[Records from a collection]
━━━━━━━━━━━━━━━━

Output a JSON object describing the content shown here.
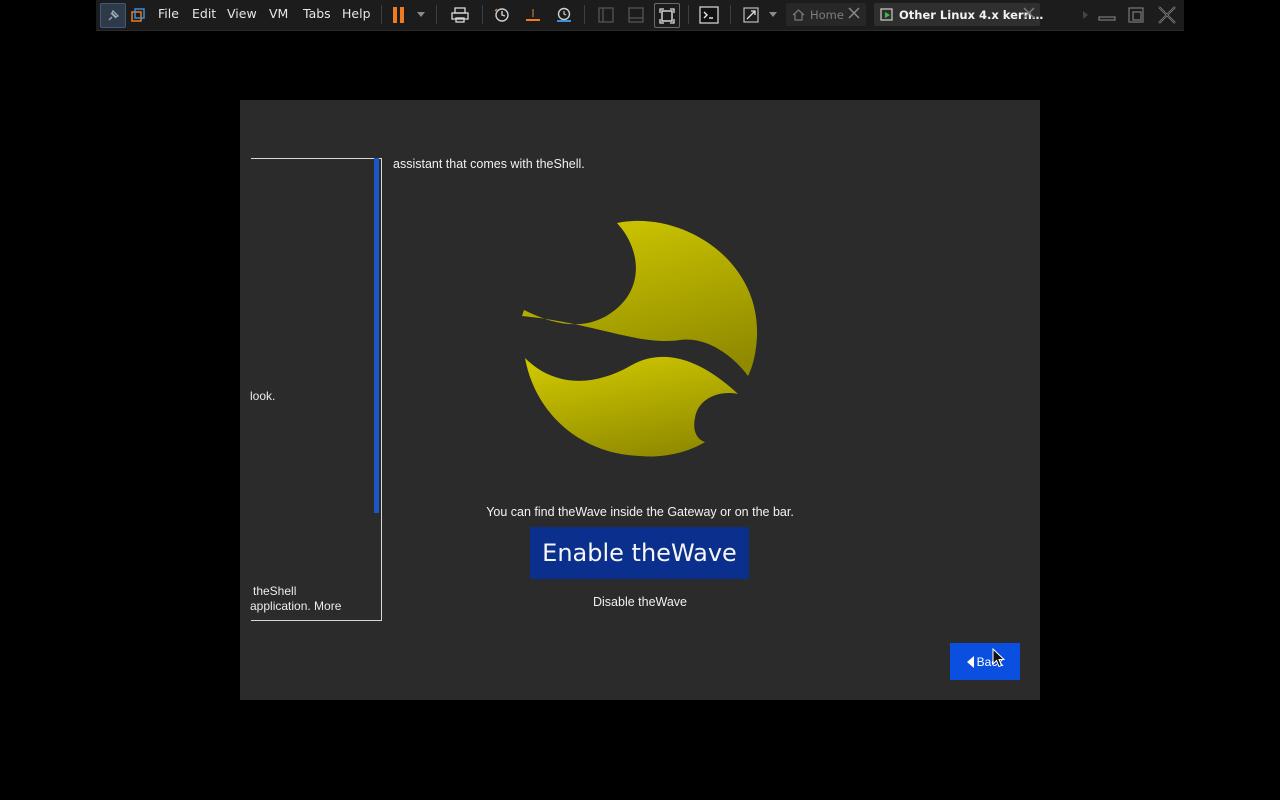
{
  "toolbar": {
    "menu": [
      "File",
      "Edit",
      "View",
      "VM",
      "Tabs",
      "Help"
    ],
    "icons": [
      "pin-icon",
      "library-icon",
      "pause-icon",
      "send-keys-icon",
      "snapshot-icon",
      "revert-snapshot-icon",
      "snapshot-manager-icon",
      "console-view-icon",
      "thumbnail-view-icon",
      "fit-guest-icon",
      "terminal-icon",
      "fullscreen-icon",
      "minimize-icon",
      "restore-icon",
      "close-icon"
    ],
    "tabs": [
      {
        "label": "Home",
        "icon": "home-icon",
        "active": false
      },
      {
        "label": "Other Linux 4.x kern…",
        "icon": "vm-icon",
        "active": true
      }
    ],
    "accent_color": "#f07a20"
  },
  "guest": {
    "side_panel": {
      "line_1": "look.",
      "line_2": "theShell",
      "line_3": "application. More"
    },
    "intro": "assistant that comes with theShell.",
    "logo": "thewave-logo",
    "logo_color": "#c9c200",
    "find_text": "You can find theWave inside the Gateway or on the bar.",
    "enable_label": "Enable theWave",
    "disable_label": "Disable theWave",
    "back_label": "Back",
    "colors": {
      "background": "#2b2b2b",
      "enable_button": "#0a2f8c",
      "back_button": "#0a4fe0",
      "scrollbar": "#1a57c4"
    }
  }
}
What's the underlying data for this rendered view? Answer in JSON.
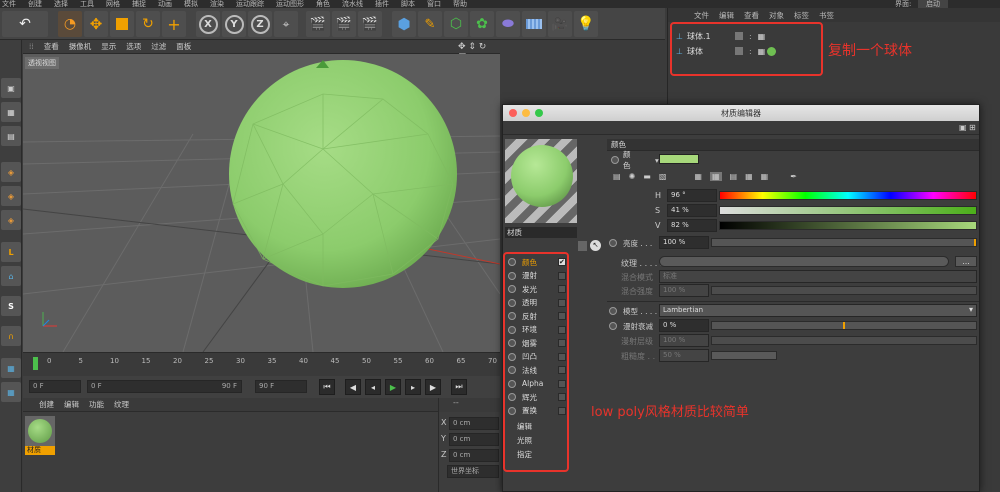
{
  "topbar": {
    "menus": [
      "文件",
      "创建",
      "选择",
      "工具",
      "网格",
      "捕捉",
      "动画",
      "模拟",
      "渲染",
      "运动跟踪",
      "运动图形",
      "角色",
      "流水线",
      "插件",
      "脚本",
      "窗口",
      "帮助"
    ],
    "layout_label": "界面:",
    "layout_value": "启动"
  },
  "toolbar": {
    "axis_x": "X",
    "axis_y": "Y",
    "axis_z": "Z"
  },
  "viewport": {
    "menus": [
      "查看",
      "摄像机",
      "显示",
      "选项",
      "过滤",
      "面板"
    ],
    "view_label": "透视视图"
  },
  "timeline": {
    "ticks": [
      "0",
      "5",
      "10",
      "15",
      "20",
      "25",
      "30",
      "35",
      "40",
      "45",
      "50",
      "55",
      "60",
      "65",
      "70"
    ]
  },
  "playbar": {
    "start": "0 F",
    "current": "0 F",
    "end_a": "90 F",
    "end_b": "90 F"
  },
  "material_manager": {
    "menus": [
      "创建",
      "编辑",
      "功能",
      "纹理"
    ],
    "material_name": "材质"
  },
  "coords": {
    "header": "--",
    "x_label": "X",
    "x_value": "0 cm",
    "y_label": "Y",
    "y_value": "0 cm",
    "z_label": "Z",
    "z_value": "0 cm",
    "world_label": "世界坐标"
  },
  "object_manager": {
    "menus": [
      "文件",
      "编辑",
      "查看",
      "对象",
      "标签",
      "书签"
    ],
    "objects": [
      {
        "name": "球体.1"
      },
      {
        "name": "球体"
      }
    ]
  },
  "annotations": {
    "copy_sphere": "复制一个球体",
    "lowpoly": "low poly风格材质比较简单"
  },
  "material_editor": {
    "title": "材质编辑器",
    "material_name": "材质",
    "channels": [
      {
        "label": "颜色",
        "checked": true
      },
      {
        "label": "漫射",
        "checked": false
      },
      {
        "label": "发光",
        "checked": false
      },
      {
        "label": "透明",
        "checked": false
      },
      {
        "label": "反射",
        "checked": false
      },
      {
        "label": "环境",
        "checked": false
      },
      {
        "label": "烟雾",
        "checked": false
      },
      {
        "label": "凹凸",
        "checked": false
      },
      {
        "label": "法线",
        "checked": false
      },
      {
        "label": "Alpha",
        "checked": false
      },
      {
        "label": "辉光",
        "checked": false
      },
      {
        "label": "置换",
        "checked": false
      }
    ],
    "extra_items": [
      "编辑",
      "光照",
      "指定"
    ],
    "section": "颜色",
    "color_label": "颜色",
    "color_swatch": "#a7d87b",
    "h_label": "H",
    "h_value": "96 °",
    "s_label": "S",
    "s_value": "41 %",
    "v_label": "V",
    "v_value": "82 %",
    "brightness_label": "亮度 . . .",
    "brightness_value": "100 %",
    "texture_label": "纹理 . . . . .",
    "blend_mode_label": "混合模式",
    "blend_mode_value": "标准",
    "blend_strength_label": "混合强度",
    "blend_strength_value": "100 %",
    "model_label": "模型 . . . . .",
    "model_value": "Lambertian",
    "diffuse_falloff_label": "漫射衰减",
    "diffuse_falloff_value": "0 %",
    "diffuse_level_label": "漫射层级",
    "diffuse_level_value": "100 %",
    "roughness_label": "粗糙度 . .",
    "roughness_value": "50 %",
    "ellipsis": "..."
  },
  "colors": {
    "accent_orange": "#f0a000",
    "annotation_red": "#e8332b",
    "sphere_green": "#8ccc6c"
  }
}
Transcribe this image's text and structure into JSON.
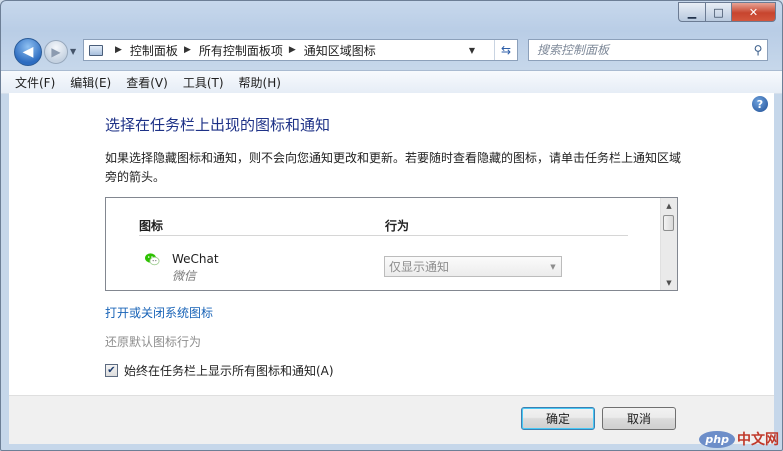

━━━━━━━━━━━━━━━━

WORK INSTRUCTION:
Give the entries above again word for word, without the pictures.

SOLUTION TO THE PROBLEM:
Output a JSON object describing the content shown here.
{
  "toolbar": {
    "menu": [
      "File",
      "Edit",
      "View",
      "VM",
      "Tabs",
      "Help"
    ],
    "icons": [
      "pin-icon",
      "library-icon",
      "pause-icon",
      "send-keys-icon",
      "snapshot-icon",
      "revert-snapshot-icon",
      "snapshot-manager-icon",
      "console-view-icon",
      "thumbnail-view-icon",
      "fit-guest-icon",
      "terminal-icon",
      "fullscreen-icon",
      "minimize-icon",
      "restore-icon",
      "close-icon"
    ],
    "tabs": [
      {
        "label": "Home",
        "icon": "home-icon",
        "active": false
      },
      {
        "label": "Other Linux 4.x kern…",
        "icon": "vm-icon",
        "active": true
      }
    ],
    "accent_color": "#f07a20"
  },
  "guest": {
    "side_panel": {
      "line_1": "look.",
      "line_2": "theShell",
      "line_3": "application. More"
    },
    "intro": "assistant that comes with theShell.",
    "logo": "thewave-logo",
    "logo_color": "#c9c200",
    "find_text": "You can find theWave inside the Gateway or on the bar.",
    "enable_label": "Enable theWave",
    "disable_label": "Disable theWave",
    "back_label": "Back",
    "colors": {
      "background": "#2b2b2b",
      "enable_button": "#0a2f8c",
      "back_button": "#0a4fe0",
      "scrollbar": "#1a57c4"
    }
  }
}
What's the underlying data for this rendered view? Answer in JSON.
{
  "topbar": {
    "menus": [
      "文件",
      "创建",
      "选择",
      "工具",
      "网格",
      "捕捉",
      "动画",
      "模拟",
      "渲染",
      "运动跟踪",
      "运动图形",
      "角色",
      "流水线",
      "插件",
      "脚本",
      "窗口",
      "帮助"
    ],
    "layout_label": "界面:",
    "layout_value": "启动"
  },
  "toolbar": {
    "axis_x": "X",
    "axis_y": "Y",
    "axis_z": "Z"
  },
  "viewport": {
    "menus": [
      "查看",
      "摄像机",
      "显示",
      "选项",
      "过滤",
      "面板"
    ],
    "view_label": "透视视图"
  },
  "timeline": {
    "ticks": [
      "0",
      "5",
      "10",
      "15",
      "20",
      "25",
      "30",
      "35",
      "40",
      "45",
      "50",
      "55",
      "60",
      "65",
      "70"
    ]
  },
  "playbar": {
    "start": "0 F",
    "current": "0 F",
    "end_a": "90 F",
    "end_b": "90 F"
  },
  "material_manager": {
    "menus": [
      "创建",
      "编辑",
      "功能",
      "纹理"
    ],
    "material_name": "材质"
  },
  "coords": {
    "header": "--",
    "x_label": "X",
    "x_value": "0 cm",
    "y_label": "Y",
    "y_value": "0 cm",
    "z_label": "Z",
    "z_value": "0 cm",
    "world_label": "世界坐标"
  },
  "object_manager": {
    "menus": [
      "文件",
      "编辑",
      "查看",
      "对象",
      "标签",
      "书签"
    ],
    "objects": [
      {
        "name": "球体.1"
      },
      {
        "name": "球体"
      }
    ]
  },
  "annotations": {
    "copy_sphere": "复制一个球体",
    "lowpoly": "low poly风格材质比较简单"
  },
  "material_editor": {
    "title": "材质编辑器",
    "material_name": "材质",
    "channels": [
      {
        "label": "颜色",
        "checked": true
      },
      {
        "label": "漫射",
        "checked": false
      },
      {
        "label": "发光",
        "checked": false
      },
      {
        "label": "透明",
        "checked": false
      },
      {
        "label": "反射",
        "checked": false
      },
      {
        "label": "环境",
        "checked": false
      },
      {
        "label": "烟雾",
        "checked": false
      },
      {
        "label": "凹凸",
        "checked": false
      },
      {
        "label": "法线",
        "checked": false
      },
      {
        "label": "Alpha",
        "checked": false
      },
      {
        "label": "辉光",
        "checked": false
      },
      {
        "label": "置换",
        "checked": false
      }
    ],
    "extra_items": [
      "编辑",
      "光照",
      "指定"
    ],
    "section": "颜色",
    "color_label": "颜色",
    "color_swatch": "#a7d87b",
    "h_label": "H",
    "h_value": "96 °",
    "s_label": "S",
    "s_value": "41 %",
    "v_label": "V",
    "v_value": "82 %",
    "brightness_label": "亮度 . . .",
    "brightness_value": "100 %",
    "texture_label": "纹理 . . . . .",
    "blend_mode_label": "混合模式",
    "blend_mode_value": "标准",
    "blend_strength_label": "混合强度",
    "blend_strength_value": "100 %",
    "model_label": "模型 . . . . .",
    "model_value": "Lambertian",
    "diffuse_falloff_label": "漫射衰减",
    "diffuse_falloff_value": "0 %",
    "diffuse_level_label": "漫射层级",
    "diffuse_level_value": "100 %",
    "roughness_label": "粗糙度 . .",
    "roughness_value": "50 %",
    "ellipsis": "..."
  },
  "colors": {
    "accent_orange": "#f0a000",
    "annotation_red": "#e8332b",
    "sphere_green": "#8ccc6c"
  }
}
Transcribe this image's text and structure into JSON.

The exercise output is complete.